High-Resolution Spectroscopy of Extremely Metal-Poor Stars in the Least Evolved Galaxies: Leo IV

Research paper by Joshua D. Simon, Anna Frebel, Andrew McWilliam, Evan N. Kirby, Ian B. Thompson

Indexed on: 19 Apr '10Published on: 19 Apr '10Published in: arXiv - Astrophysics - Astrophysics of Galaxies
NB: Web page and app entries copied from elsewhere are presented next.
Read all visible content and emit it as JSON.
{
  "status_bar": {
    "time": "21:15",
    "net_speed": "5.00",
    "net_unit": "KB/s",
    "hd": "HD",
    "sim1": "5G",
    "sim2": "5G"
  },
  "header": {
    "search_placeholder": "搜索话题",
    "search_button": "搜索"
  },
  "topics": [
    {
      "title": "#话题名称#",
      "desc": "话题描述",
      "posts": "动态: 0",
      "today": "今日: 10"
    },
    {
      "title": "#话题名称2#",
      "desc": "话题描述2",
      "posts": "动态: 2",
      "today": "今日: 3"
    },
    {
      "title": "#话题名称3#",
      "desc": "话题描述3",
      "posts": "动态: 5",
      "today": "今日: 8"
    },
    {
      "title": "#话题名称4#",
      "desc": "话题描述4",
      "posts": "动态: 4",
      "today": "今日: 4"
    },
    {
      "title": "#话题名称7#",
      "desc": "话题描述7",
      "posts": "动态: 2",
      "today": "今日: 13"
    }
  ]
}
We present high-resolution Magellan/MIKE spectroscopy of the brightest star in the ultra-faint dwarf galaxy Leo IV. We measure an iron abundance of [Fe/H] = -3.2, adding to the rapidly growing sample of extremely metal-poor stars being identified in Milky Way satellite galaxies. The star is enhanced in the alpha elements Mg, Ca, and Ti by ~0.3 dex, very similar to the typical Milky Way halo abundance pattern. All of the light and iron-peak elements follow the trends established by extremely metal-poor halo stars, but the neutron-capture elements Ba and Sr are significantly underabundant. These results are quite similar to those found for stars in the ultra-faint dwarfs Ursa Major II, Coma Berenices, Bootes I, and Hercules, suggesting that the chemical evolution of the lowest luminosity galaxies may be universal. The abundance pattern we observe is consistent with predictions for nucleosynthesis from a Population III supernova explosion. The extremely low metallicity of this star also supports the idea that a significant fraction (>10%) of the stars in the faintest dwarfs have metallicities below [Fe/H] = -3.0.